__Dataset records__.
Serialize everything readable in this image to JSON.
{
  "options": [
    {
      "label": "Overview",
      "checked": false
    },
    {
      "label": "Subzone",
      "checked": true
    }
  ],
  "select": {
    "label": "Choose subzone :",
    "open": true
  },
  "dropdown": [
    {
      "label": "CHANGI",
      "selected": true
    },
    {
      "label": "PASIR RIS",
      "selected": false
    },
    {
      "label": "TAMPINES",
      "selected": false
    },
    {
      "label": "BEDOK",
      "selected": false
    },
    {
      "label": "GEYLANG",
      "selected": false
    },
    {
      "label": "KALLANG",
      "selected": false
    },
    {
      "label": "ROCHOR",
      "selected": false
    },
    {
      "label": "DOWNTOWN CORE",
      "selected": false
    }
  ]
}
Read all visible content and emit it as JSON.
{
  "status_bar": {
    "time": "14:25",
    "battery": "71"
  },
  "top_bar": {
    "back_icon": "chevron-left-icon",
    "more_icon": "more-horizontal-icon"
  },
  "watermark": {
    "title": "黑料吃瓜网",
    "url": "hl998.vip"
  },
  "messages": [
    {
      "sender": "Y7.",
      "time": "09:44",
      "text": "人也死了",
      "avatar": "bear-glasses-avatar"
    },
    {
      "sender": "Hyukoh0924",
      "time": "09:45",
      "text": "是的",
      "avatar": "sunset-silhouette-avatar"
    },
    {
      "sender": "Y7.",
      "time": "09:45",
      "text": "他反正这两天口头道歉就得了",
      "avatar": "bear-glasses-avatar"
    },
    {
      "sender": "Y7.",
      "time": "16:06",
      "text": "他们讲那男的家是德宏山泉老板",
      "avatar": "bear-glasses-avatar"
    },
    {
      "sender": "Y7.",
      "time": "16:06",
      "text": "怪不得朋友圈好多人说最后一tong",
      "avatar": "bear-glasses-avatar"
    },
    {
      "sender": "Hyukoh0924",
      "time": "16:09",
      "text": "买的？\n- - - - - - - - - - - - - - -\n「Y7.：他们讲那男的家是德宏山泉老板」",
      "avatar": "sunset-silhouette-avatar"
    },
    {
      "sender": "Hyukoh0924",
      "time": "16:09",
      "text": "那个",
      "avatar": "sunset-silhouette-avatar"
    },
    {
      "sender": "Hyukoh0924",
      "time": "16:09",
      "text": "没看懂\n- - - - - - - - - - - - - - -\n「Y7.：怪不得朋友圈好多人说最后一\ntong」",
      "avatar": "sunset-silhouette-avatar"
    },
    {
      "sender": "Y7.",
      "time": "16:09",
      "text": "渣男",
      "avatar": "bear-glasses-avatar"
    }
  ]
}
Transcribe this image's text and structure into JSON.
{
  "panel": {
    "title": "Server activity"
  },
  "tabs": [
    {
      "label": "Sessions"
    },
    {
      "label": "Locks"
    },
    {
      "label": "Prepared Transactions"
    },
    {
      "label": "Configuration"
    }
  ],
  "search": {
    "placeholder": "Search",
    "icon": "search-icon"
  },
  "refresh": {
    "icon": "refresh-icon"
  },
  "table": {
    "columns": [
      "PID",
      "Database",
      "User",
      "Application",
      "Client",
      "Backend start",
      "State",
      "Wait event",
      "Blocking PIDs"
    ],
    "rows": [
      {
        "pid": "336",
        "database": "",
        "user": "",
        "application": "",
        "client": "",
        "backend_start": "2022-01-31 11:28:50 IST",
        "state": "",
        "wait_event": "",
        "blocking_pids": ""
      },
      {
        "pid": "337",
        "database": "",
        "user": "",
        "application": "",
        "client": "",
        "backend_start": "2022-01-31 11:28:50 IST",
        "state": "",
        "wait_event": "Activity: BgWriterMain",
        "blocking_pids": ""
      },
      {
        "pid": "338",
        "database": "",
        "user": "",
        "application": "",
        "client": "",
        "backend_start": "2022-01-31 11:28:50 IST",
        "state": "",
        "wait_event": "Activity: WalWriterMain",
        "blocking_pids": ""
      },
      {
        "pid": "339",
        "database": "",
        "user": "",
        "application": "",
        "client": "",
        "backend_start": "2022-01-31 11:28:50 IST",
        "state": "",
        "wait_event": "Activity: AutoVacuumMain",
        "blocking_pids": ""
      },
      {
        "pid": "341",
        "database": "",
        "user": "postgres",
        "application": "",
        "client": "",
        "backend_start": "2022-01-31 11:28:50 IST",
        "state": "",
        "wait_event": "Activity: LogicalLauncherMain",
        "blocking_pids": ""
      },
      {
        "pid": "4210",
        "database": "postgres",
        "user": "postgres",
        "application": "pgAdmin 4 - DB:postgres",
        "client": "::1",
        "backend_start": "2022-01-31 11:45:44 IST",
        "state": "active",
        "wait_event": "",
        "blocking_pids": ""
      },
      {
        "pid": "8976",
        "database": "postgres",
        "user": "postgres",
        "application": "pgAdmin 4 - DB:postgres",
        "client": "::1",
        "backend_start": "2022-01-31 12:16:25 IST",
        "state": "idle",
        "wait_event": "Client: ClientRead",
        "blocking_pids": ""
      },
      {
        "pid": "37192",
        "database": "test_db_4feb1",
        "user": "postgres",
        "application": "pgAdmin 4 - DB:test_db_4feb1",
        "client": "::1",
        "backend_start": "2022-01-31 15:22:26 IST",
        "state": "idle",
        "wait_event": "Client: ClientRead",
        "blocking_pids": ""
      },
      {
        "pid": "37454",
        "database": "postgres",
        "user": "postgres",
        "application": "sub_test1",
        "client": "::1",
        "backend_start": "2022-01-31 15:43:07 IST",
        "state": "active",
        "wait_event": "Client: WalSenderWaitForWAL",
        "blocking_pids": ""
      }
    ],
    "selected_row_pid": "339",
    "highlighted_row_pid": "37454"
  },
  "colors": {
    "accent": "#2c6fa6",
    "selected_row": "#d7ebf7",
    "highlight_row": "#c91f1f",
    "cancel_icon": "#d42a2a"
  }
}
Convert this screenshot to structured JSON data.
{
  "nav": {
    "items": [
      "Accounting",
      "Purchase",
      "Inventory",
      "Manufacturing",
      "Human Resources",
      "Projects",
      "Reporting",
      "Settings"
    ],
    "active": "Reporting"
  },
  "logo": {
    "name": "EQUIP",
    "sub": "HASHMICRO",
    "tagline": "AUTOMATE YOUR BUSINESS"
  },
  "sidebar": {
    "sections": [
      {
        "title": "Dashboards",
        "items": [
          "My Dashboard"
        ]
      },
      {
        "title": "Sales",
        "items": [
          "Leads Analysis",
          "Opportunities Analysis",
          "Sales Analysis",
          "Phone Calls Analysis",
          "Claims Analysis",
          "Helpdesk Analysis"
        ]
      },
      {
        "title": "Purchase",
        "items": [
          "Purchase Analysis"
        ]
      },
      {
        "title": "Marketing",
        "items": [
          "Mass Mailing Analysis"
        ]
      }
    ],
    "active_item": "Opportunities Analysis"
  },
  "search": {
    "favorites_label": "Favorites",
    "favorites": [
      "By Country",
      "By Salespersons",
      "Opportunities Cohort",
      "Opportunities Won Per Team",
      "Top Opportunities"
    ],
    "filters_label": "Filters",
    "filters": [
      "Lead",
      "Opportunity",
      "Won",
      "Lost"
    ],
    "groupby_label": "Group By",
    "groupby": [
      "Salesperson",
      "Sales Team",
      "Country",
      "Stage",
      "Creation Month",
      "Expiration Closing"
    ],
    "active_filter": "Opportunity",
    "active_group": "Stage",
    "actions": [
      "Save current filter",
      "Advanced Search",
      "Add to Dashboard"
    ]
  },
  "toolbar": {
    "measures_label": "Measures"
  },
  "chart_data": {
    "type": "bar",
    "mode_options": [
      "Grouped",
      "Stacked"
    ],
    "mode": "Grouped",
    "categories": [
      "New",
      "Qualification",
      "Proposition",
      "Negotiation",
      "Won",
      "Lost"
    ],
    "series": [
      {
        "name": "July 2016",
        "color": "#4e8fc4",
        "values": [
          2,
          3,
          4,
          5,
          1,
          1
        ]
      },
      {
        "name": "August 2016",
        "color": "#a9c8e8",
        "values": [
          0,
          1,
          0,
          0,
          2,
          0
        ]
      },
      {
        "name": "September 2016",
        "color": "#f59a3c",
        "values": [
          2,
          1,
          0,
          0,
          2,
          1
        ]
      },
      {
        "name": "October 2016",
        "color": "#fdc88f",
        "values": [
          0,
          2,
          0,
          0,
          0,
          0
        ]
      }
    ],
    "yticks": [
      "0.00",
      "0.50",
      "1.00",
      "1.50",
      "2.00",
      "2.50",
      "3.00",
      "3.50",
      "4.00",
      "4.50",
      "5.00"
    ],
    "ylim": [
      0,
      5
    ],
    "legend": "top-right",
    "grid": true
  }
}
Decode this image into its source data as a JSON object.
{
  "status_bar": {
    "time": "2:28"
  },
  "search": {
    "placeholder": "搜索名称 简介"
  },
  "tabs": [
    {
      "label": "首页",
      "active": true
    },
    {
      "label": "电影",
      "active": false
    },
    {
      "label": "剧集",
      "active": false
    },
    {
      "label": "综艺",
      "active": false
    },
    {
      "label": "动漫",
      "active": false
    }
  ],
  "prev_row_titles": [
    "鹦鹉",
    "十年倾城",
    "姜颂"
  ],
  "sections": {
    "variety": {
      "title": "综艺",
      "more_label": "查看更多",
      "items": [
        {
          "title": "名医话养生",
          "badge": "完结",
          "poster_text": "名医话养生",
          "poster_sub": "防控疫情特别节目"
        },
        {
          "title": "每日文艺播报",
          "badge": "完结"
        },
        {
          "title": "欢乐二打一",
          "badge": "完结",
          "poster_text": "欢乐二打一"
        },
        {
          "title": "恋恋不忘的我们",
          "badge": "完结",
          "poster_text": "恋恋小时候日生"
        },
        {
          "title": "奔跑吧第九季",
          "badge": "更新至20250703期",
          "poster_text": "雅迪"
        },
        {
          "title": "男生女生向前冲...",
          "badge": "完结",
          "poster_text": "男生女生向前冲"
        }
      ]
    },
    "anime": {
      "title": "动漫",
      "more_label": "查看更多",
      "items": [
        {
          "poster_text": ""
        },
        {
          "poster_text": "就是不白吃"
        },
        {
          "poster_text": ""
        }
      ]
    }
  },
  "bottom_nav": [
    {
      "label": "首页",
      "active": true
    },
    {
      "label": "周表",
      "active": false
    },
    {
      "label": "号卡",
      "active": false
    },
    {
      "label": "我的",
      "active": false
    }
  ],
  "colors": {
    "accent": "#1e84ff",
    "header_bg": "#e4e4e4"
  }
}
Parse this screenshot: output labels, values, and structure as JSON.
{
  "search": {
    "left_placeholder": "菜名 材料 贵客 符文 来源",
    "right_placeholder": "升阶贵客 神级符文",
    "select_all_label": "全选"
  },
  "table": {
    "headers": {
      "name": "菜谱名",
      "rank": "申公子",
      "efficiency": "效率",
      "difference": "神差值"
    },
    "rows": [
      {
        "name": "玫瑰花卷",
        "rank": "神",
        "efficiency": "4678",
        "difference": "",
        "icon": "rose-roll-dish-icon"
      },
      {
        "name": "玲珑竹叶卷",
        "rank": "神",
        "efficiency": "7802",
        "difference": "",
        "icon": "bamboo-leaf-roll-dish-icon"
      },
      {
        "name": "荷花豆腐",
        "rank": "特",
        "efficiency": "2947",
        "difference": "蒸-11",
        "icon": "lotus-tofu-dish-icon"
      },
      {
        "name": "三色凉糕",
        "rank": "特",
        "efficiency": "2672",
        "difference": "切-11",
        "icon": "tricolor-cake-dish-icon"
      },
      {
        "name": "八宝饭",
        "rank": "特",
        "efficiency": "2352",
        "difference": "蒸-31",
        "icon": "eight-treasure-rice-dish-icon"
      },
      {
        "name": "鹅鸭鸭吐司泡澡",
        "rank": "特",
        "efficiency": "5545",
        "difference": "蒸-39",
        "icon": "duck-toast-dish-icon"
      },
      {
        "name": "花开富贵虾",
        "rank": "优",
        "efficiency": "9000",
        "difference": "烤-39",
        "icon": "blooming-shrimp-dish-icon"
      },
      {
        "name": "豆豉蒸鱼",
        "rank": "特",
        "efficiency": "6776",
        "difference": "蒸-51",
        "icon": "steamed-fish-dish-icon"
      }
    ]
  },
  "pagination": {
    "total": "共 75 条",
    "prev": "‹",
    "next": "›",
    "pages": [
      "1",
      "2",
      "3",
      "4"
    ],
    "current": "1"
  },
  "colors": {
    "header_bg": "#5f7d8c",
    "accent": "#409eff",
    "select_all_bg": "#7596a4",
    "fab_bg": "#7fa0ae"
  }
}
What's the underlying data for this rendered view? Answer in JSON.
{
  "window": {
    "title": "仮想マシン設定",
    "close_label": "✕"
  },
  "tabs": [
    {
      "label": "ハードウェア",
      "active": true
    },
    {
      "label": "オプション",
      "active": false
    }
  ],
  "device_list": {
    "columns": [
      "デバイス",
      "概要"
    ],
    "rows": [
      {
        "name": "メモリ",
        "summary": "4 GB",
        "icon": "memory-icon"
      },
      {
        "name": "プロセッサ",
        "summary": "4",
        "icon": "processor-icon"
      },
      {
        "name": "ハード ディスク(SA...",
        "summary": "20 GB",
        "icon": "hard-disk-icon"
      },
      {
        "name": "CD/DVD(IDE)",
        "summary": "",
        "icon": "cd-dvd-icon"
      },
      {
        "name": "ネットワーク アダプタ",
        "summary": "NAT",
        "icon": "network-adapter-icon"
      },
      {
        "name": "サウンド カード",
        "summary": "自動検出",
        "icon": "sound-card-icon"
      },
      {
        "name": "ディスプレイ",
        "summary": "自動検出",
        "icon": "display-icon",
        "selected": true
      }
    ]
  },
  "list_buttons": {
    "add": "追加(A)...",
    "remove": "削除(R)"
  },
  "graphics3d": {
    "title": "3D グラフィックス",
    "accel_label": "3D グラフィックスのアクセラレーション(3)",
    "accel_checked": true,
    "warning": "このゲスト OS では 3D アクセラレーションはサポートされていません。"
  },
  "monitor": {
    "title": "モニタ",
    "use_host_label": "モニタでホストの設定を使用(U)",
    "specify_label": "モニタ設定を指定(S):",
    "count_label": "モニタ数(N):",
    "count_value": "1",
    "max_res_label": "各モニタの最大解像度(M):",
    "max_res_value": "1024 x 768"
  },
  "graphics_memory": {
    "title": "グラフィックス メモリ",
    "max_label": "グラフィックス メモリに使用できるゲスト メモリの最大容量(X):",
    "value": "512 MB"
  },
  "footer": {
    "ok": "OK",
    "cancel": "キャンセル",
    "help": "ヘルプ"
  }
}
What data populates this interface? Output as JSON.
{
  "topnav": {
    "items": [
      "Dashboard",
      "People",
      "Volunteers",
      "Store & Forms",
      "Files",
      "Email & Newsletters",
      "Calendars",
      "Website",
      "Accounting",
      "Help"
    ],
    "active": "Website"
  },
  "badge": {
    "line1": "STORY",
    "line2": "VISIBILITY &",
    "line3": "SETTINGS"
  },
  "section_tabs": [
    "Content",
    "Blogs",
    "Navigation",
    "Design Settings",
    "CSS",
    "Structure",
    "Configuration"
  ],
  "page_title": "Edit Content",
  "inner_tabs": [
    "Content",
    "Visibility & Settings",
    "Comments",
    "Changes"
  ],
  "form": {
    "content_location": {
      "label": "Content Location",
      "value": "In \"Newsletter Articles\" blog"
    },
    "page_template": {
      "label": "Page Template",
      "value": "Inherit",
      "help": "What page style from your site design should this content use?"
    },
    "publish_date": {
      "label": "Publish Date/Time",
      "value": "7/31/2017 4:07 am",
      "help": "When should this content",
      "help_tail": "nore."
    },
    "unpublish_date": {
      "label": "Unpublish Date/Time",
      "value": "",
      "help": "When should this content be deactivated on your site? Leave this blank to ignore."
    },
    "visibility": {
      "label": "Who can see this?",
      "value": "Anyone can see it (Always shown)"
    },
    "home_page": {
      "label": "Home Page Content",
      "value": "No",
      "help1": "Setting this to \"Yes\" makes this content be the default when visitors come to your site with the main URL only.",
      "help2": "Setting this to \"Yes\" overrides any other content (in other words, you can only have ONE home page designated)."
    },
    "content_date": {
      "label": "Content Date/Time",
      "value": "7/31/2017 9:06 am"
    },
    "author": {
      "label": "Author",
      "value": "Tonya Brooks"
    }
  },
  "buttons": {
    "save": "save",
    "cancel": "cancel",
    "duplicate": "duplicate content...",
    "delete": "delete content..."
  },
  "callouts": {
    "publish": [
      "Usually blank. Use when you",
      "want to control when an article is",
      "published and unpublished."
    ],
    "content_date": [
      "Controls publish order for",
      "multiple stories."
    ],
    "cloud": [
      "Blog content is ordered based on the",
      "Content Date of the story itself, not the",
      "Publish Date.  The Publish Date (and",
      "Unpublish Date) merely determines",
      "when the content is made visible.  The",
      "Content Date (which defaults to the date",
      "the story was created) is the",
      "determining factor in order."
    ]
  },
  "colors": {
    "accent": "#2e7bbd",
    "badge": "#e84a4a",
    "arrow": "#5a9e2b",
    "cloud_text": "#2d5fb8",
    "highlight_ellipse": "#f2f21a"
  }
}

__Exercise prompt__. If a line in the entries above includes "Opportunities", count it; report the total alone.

__Response__. 5